Wherever the string "this" occurs in a line of these records, report that line.

[Stored items from a collection]
■ ■ ■ ■

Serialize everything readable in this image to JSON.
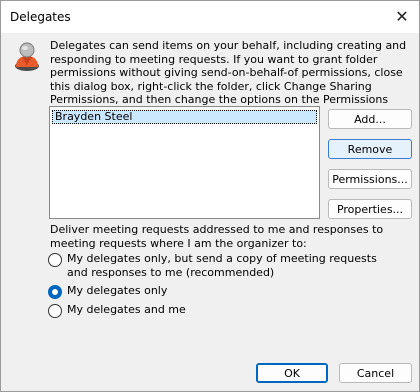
{
  "window": {
    "title": "Delegates",
    "close_glyph": "✕"
  },
  "description": "Delegates can send items on your behalf, including creating and responding to meeting requests. If you want to grant folder permissions without giving send-on-behalf-of permissions, close this dialog box, right-click the folder, click Change Sharing Permissions, and then change the options on the Permissions tab.",
  "delegates": [
    "Brayden Steel"
  ],
  "buttons": {
    "add": "Add...",
    "remove": "Remove",
    "permissions": "Permissions...",
    "properties": "Properties...",
    "ok": "OK",
    "cancel": "Cancel"
  },
  "deliver_label": "Deliver meeting requests addressed to me and responses to meeting requests where I am the organizer to:",
  "options": [
    {
      "label": "My delegates only, but send a copy of meeting requests and responses to me (recommended)",
      "checked": false
    },
    {
      "label": "My delegates only",
      "checked": true
    },
    {
      "label": "My delegates and me",
      "checked": false
    }
  ]
}
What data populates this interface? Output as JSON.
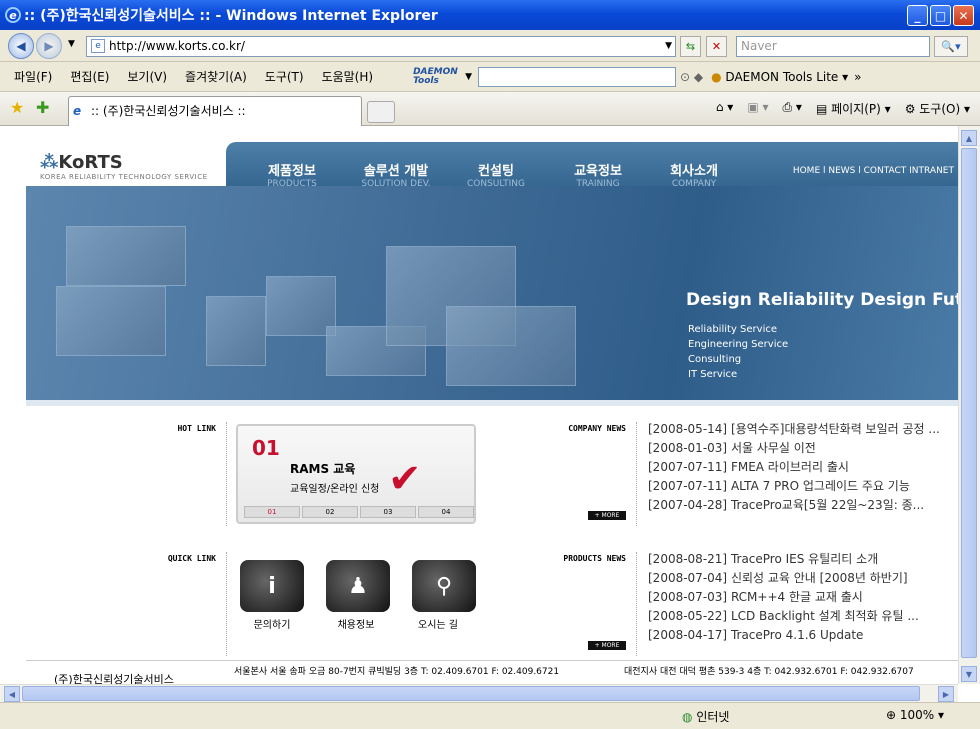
{
  "window": {
    "title": ":: (주)한국신뢰성기술서비스 :: - Windows Internet Explorer"
  },
  "address": {
    "url": "http://www.korts.co.kr/",
    "search_placeholder": "Naver"
  },
  "menu": [
    "파일(F)",
    "편집(E)",
    "보기(V)",
    "즐겨찾기(A)",
    "도구(T)",
    "도움말(H)"
  ],
  "daemon": {
    "logo": "DAEMON Tools",
    "label": "DAEMON Tools Lite"
  },
  "tab": {
    "title": ":: (주)한국신뢰성기술서비스 ::"
  },
  "toolbar": {
    "page": "페이지(P)",
    "tools": "도구(O)"
  },
  "site": {
    "logo": "KoRTS",
    "logo_sub": "KOREA RELIABILITY TECHNOLOGY SERVICE",
    "nav": [
      {
        "ko": "제품정보",
        "en": "PRODUCTS"
      },
      {
        "ko": "솔루션 개발",
        "en": "SOLUTION DEV."
      },
      {
        "ko": "컨설팅",
        "en": "CONSULTING"
      },
      {
        "ko": "교육정보",
        "en": "TRAINING"
      },
      {
        "ko": "회사소개",
        "en": "COMPANY"
      }
    ],
    "topmenu": "HOME l NEWS l CONTACT   INTRANET",
    "hero_title": "Design Reliability Design Future",
    "hero_list": [
      "Reliability Service",
      "Engineering Service",
      "Consulting",
      "IT Service"
    ],
    "hotlink": "HOT LINK",
    "quicklink": "QUICK LINK",
    "company_news": "COMPANY NEWS",
    "products_news": "PRODUCTS NEWS",
    "banner": {
      "num": "01",
      "title": "RAMS 교육",
      "sub": "교육일정/온라인 신청",
      "tabs": [
        "01",
        "02",
        "03",
        "04"
      ]
    },
    "company_news_items": [
      {
        "date": "[2008-05-14]",
        "text": "[용역수주]대용량석탄화력 보일러 공정 ..."
      },
      {
        "date": "[2008-01-03]",
        "text": "서울 사무실 이전"
      },
      {
        "date": "[2007-07-11]",
        "text": "FMEA 라이브러리 출시"
      },
      {
        "date": "[2007-07-11]",
        "text": "ALTA 7 PRO 업그레이드 주요 기능"
      },
      {
        "date": "[2007-04-28]",
        "text": "TracePro교육[5월 22일~23일: 종..."
      }
    ],
    "products_news_items": [
      {
        "date": "[2008-08-21]",
        "text": "TracePro IES 유틸리티 소개"
      },
      {
        "date": "[2008-07-04]",
        "text": "신뢰성 교육 안내 [2008년 하반기]"
      },
      {
        "date": "[2008-07-03]",
        "text": "RCM++4 한글 교재 출시"
      },
      {
        "date": "[2008-05-22]",
        "text": "LCD Backlight 설계 최적화 유틸 ..."
      },
      {
        "date": "[2008-04-17]",
        "text": "TracePro 4.1.6 Update"
      }
    ],
    "more": "+ MORE",
    "quick": [
      "문의하기",
      "채용정보",
      "오시는 길"
    ],
    "footer": {
      "company": "(주)한국신뢰성기술서비스",
      "seoul": "서울본사 서울 송파 오금 80-7번지 큐빅빌딩 3층  T: 02.409.6701 F: 02.409.6721",
      "daejeon": "대전지사 대전 대덕 평촌 539-3 4층 T: 042.932.6701 F: 042.932.6707"
    }
  },
  "status": {
    "zone": "인터넷",
    "zoom": "100%"
  }
}
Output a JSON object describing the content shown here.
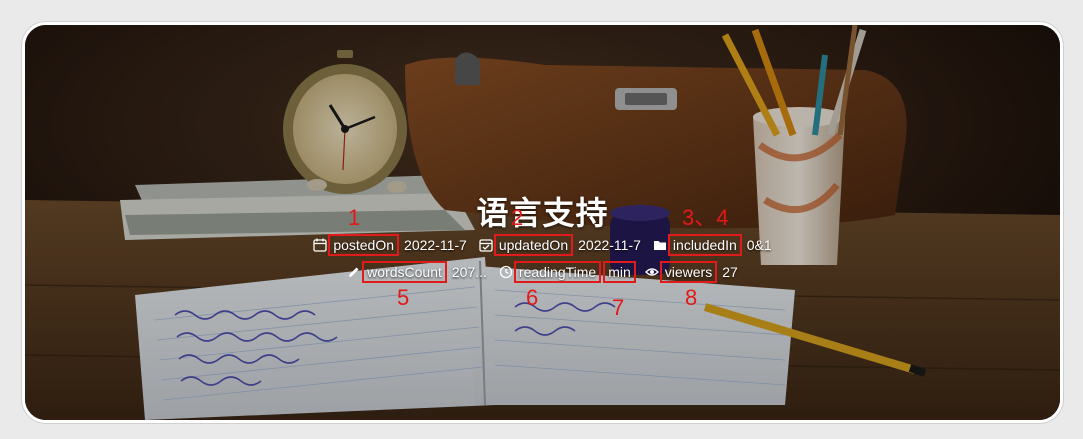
{
  "title": "语言支持",
  "meta": {
    "posted_label": "postedOn",
    "posted_value": "2022-11-7",
    "updated_label": "updatedOn",
    "updated_value": "2022-11-7",
    "included_label": "includedIn",
    "included_value": "0&1",
    "words_label": "wordsCount",
    "words_value": "207",
    "words_ellipsis": "...",
    "reading_label": "readingTime",
    "reading_unit": "min",
    "viewers_label": "viewers",
    "viewers_value": "27"
  },
  "annotations": [
    "1",
    "2",
    "3、4",
    "5",
    "6",
    "7",
    "8"
  ],
  "colors": {
    "annotation": "#e31919",
    "text": "#ffffff",
    "frame": "#ffffff"
  },
  "icons": {
    "posted": "calendar-icon",
    "updated": "calendar-check-icon",
    "included": "folder-icon",
    "words": "pencil-icon",
    "reading": "clock-icon",
    "viewers": "eye-icon"
  }
}
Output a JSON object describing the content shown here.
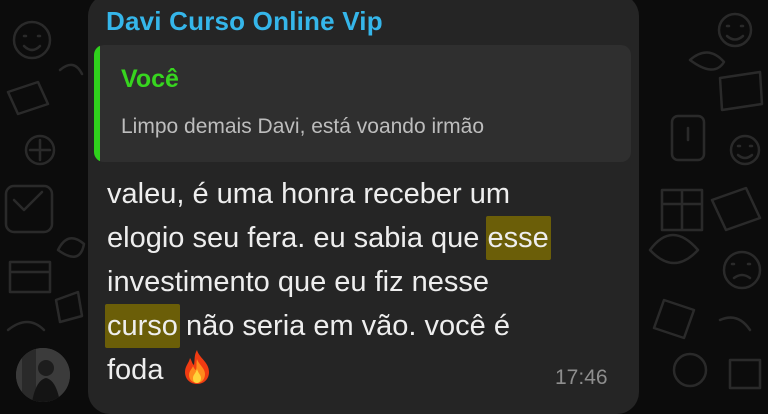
{
  "message": {
    "sender_name": "Davi Curso Online Vip",
    "reply": {
      "author": "Você",
      "text": "Limpo demais Davi, está voando irmão"
    },
    "lines": [
      {
        "text": "valeu, é uma honra receber um"
      },
      {
        "before": "elogio seu fera. eu sabia que ",
        "highlight": "esse"
      },
      {
        "text": "investimento que eu fiz nesse"
      },
      {
        "highlight": "curso",
        "after": " não seria em vão. você é"
      },
      {
        "text": "foda "
      }
    ],
    "emoji": "fire-icon",
    "timestamp": "17:46"
  },
  "colors": {
    "background": "#0c0c0c",
    "bubble": "#252525",
    "quote_background": "#2f2f2f",
    "sender_name": "#35b6ea",
    "reply_accent": "#2fd11c",
    "search_highlight": "#6b5e08",
    "timestamp": "#8e8e8e"
  }
}
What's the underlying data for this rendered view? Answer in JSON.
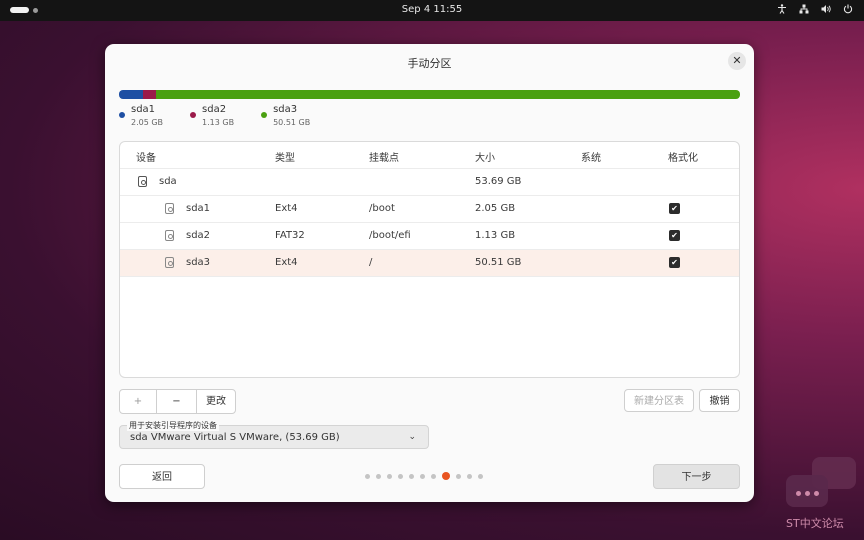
{
  "topbar": {
    "clock": "Sep 4  11:55"
  },
  "dialog": {
    "title": "手动分区",
    "close_icon": "✕",
    "usage_bar": [
      {
        "name": "sda1",
        "size": "2.05 GB",
        "fraction": 0.038,
        "color": "#1e4fa3"
      },
      {
        "name": "sda2",
        "size": "1.13 GB",
        "fraction": 0.021,
        "color": "#9b1a4a"
      },
      {
        "name": "sda3",
        "size": "50.51 GB",
        "fraction": 0.941,
        "color": "#4aa010"
      }
    ],
    "table": {
      "columns": [
        "设备",
        "类型",
        "挂载点",
        "大小",
        "系统",
        "格式化"
      ],
      "disk": {
        "device": "sda",
        "size": "53.69 GB"
      },
      "partitions": [
        {
          "device": "sda1",
          "type": "Ext4",
          "mount": "/boot",
          "size": "2.05 GB",
          "format": true
        },
        {
          "device": "sda2",
          "type": "FAT32",
          "mount": "/boot/efi",
          "size": "1.13 GB",
          "format": true
        },
        {
          "device": "sda3",
          "type": "Ext4",
          "mount": "/",
          "size": "50.51 GB",
          "format": true
        }
      ],
      "checkmark": "✔"
    },
    "toolbar": {
      "add_label": "+",
      "remove_label": "−",
      "change_label": "更改",
      "new_table_label": "新建分区表",
      "revert_label": "撤销"
    },
    "bootloader": {
      "label": "用于安装引导程序的设备",
      "value": "sda VMware Virtual S VMware, (53.69 GB)",
      "chevron": "⌄"
    },
    "nav": {
      "back_label": "返回",
      "next_label": "下一步",
      "page_count": 11,
      "current_page": 8
    }
  },
  "watermark": {
    "text": "ST中文论坛"
  }
}
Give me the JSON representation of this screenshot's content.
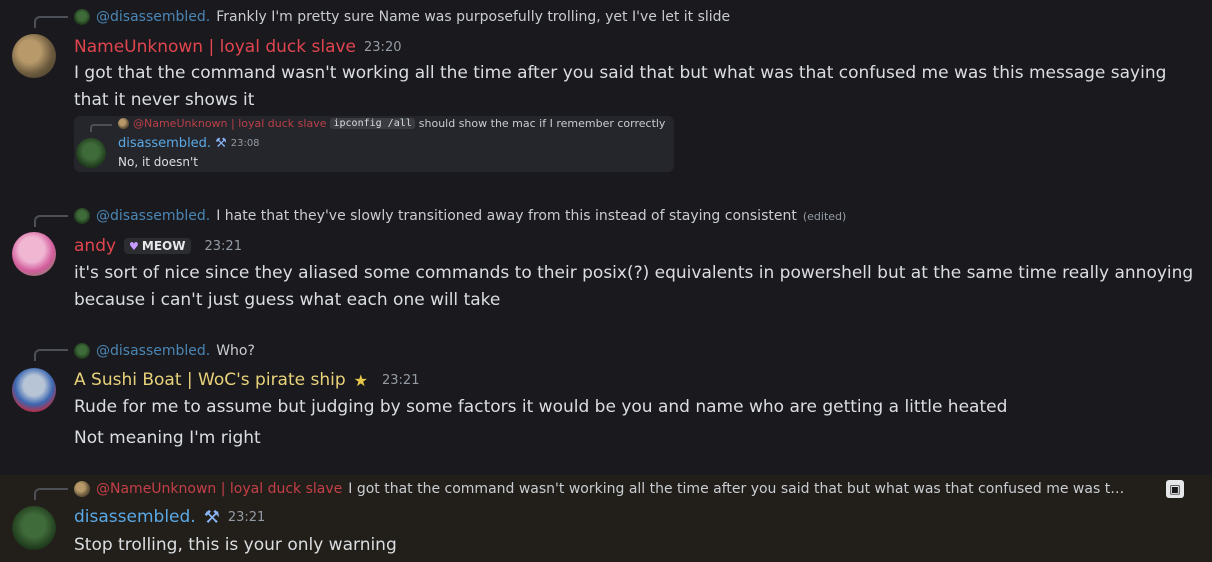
{
  "colors": {
    "background": "#1a1a1e",
    "highlight_background": "#221f1b",
    "nameunknown": "#e0454f",
    "disassembled": "#5aa9e6",
    "andy": "#e0454f",
    "sushi": "#e8d27a"
  },
  "messages": [
    {
      "reply": {
        "name": "@disassembled.",
        "text": "Frankly I'm pretty sure Name was purposefully trolling, yet I've let it slide"
      },
      "author": "NameUnknown | loyal duck slave",
      "time": "23:20",
      "body": "I got that the command wasn't working all the time after you said that but what was that confused me was this message saying that it never shows it",
      "embed": {
        "reply_name": "@NameUnknown | loyal duck slave",
        "reply_code": "ipconfig /all",
        "reply_text": "should show the mac if I remember correctly",
        "author": "disassembled.",
        "tool_icon": "hammer-wrench-icon",
        "time": "23:08",
        "text": "No, it doesn't"
      }
    },
    {
      "reply": {
        "name": "@disassembled.",
        "text": "I hate that they've slowly transitioned away from this instead of staying consistent",
        "edited": "(edited)"
      },
      "author": "andy",
      "badge": "MEOW",
      "badge_icon": "heart-icon",
      "time": "23:21",
      "body": "it's sort of nice since they aliased some commands to their posix(?) equivalents in powershell but at the same time really annoying because i can't just guess what each one will take"
    },
    {
      "reply": {
        "name": "@disassembled.",
        "text": "Who?"
      },
      "author": "A Sushi Boat | WoC's pirate ship",
      "author_icon": "star-icon",
      "time": "23:21",
      "body": "Rude for me to assume but judging by some factors it would be you and name who are getting a little heated",
      "body2": "Not meaning I'm right"
    },
    {
      "reply": {
        "name": "@NameUnknown | loyal duck slave",
        "text": "I got that the command wasn't working all the time after you said that but what was that confused me was t…"
      },
      "author": "disassembled.",
      "tool_icon": "hammer-wrench-icon",
      "time": "23:21",
      "body": "Stop trolling, this is your only warning",
      "reply_attachment_icon": "image-icon"
    }
  ]
}
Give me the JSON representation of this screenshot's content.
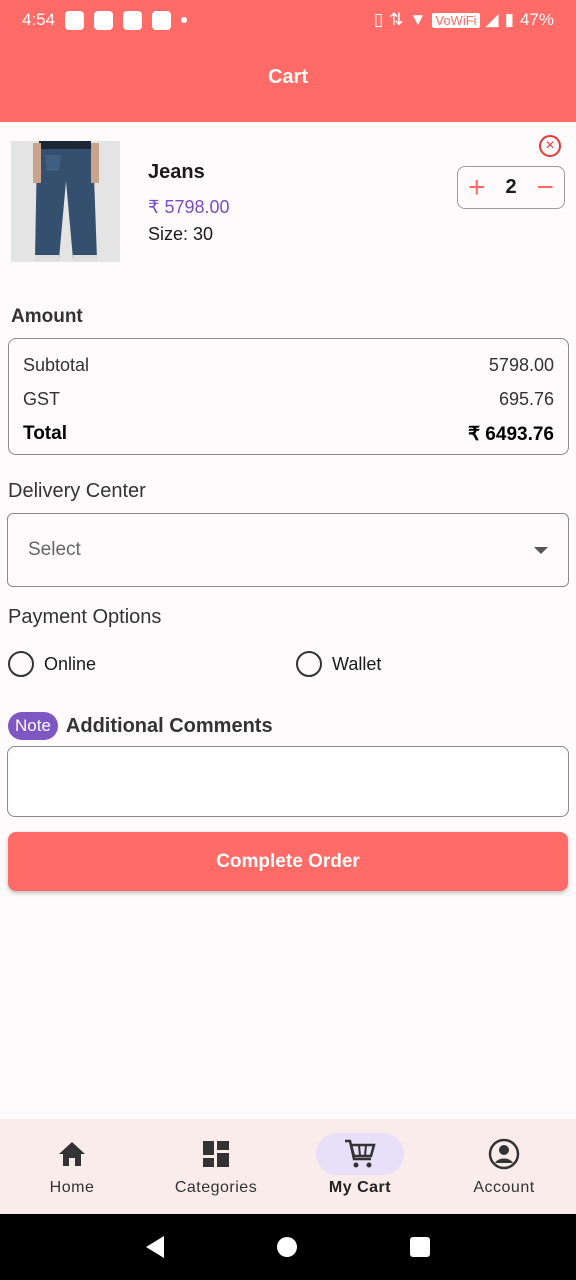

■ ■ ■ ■

● **REPLY**
Serialize everything readable in this image to JSON.
  "description": "Delegates can send items on your behalf, including creating and responding to meeting requests. If you want to grant folder permissions without giving send-on-behalf-of permissions, close this dialog box, right-click the folder, click Change Sharing Permissions, and then change the options on the Permissions tab.",
What data populates this interface? Output as JSON.
What's the underlying data for this rendered view? Answer in JSON.
Give me the JSON representation of this screenshot's content.
      "body": "I got that the command wasn't working all the time after you said that but what was that confused me was this message saying that it never shows it",
        "text": "I hate that they've slowly transitioned away from this instead of staying consistent",
      "body": "Stop trolling, this is your only warning",
Give me the JSON representation of this screenshot's content.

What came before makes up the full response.